Assigned task: Whenever a line of the entries below holds the string "JSON", copy that line and return it.

Data supplied:
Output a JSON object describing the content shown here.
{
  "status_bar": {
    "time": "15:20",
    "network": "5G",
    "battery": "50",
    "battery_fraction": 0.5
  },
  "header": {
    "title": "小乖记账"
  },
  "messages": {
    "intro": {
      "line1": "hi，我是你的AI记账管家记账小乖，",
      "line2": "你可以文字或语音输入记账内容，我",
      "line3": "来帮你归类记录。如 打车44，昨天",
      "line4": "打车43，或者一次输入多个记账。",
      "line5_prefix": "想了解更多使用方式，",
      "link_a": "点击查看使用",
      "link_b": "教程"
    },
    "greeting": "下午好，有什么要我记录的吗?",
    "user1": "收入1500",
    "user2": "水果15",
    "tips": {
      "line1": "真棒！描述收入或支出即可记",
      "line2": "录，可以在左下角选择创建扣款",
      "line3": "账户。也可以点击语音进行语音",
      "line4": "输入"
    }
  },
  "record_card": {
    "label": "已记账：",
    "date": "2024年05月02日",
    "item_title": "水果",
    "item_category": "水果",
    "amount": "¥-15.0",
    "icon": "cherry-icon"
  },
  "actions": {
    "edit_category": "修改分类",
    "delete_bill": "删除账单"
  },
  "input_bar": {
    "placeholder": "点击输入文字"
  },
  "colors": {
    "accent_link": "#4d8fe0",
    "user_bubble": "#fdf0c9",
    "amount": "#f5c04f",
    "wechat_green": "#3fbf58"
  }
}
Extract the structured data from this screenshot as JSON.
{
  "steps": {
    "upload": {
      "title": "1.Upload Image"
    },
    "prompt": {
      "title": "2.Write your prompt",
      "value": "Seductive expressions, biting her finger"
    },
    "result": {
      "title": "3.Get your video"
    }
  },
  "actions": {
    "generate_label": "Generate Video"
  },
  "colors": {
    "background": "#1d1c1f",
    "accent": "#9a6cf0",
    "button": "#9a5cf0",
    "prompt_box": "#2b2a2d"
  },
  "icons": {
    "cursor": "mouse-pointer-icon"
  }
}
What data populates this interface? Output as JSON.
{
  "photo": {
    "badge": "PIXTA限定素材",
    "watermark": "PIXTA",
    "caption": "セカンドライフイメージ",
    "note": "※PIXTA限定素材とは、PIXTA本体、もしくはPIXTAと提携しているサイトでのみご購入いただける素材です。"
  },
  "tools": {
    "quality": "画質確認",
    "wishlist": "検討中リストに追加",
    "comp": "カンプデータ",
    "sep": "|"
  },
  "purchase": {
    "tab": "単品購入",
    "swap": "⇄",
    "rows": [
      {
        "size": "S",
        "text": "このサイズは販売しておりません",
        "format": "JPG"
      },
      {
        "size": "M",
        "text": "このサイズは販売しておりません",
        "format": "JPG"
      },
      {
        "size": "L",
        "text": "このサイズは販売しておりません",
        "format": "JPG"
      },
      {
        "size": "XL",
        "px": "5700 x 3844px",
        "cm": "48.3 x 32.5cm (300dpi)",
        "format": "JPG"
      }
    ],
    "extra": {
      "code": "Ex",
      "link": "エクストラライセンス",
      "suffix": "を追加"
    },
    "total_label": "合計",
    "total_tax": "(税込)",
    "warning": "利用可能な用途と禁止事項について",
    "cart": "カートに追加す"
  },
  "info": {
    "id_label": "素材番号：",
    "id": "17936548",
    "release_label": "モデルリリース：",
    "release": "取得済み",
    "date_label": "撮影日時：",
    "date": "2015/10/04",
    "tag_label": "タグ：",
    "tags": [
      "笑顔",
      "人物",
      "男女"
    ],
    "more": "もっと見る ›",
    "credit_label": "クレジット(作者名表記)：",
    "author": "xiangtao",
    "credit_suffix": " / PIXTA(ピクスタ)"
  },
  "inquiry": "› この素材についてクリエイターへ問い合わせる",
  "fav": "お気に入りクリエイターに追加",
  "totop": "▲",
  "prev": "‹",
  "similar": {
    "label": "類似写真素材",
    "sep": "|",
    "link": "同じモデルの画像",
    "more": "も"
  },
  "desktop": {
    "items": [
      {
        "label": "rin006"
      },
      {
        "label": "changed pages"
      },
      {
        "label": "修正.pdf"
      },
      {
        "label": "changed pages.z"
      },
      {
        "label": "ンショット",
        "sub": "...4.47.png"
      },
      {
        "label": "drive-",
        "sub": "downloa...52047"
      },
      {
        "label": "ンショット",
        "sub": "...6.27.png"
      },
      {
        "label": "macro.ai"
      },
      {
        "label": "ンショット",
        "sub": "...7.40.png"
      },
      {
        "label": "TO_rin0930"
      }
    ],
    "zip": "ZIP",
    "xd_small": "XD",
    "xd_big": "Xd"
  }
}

Finished exercise:
Output a JSON object describing the content shown here.
Extract the structured data from this screenshot as JSON.
What data populates this interface? Output as JSON.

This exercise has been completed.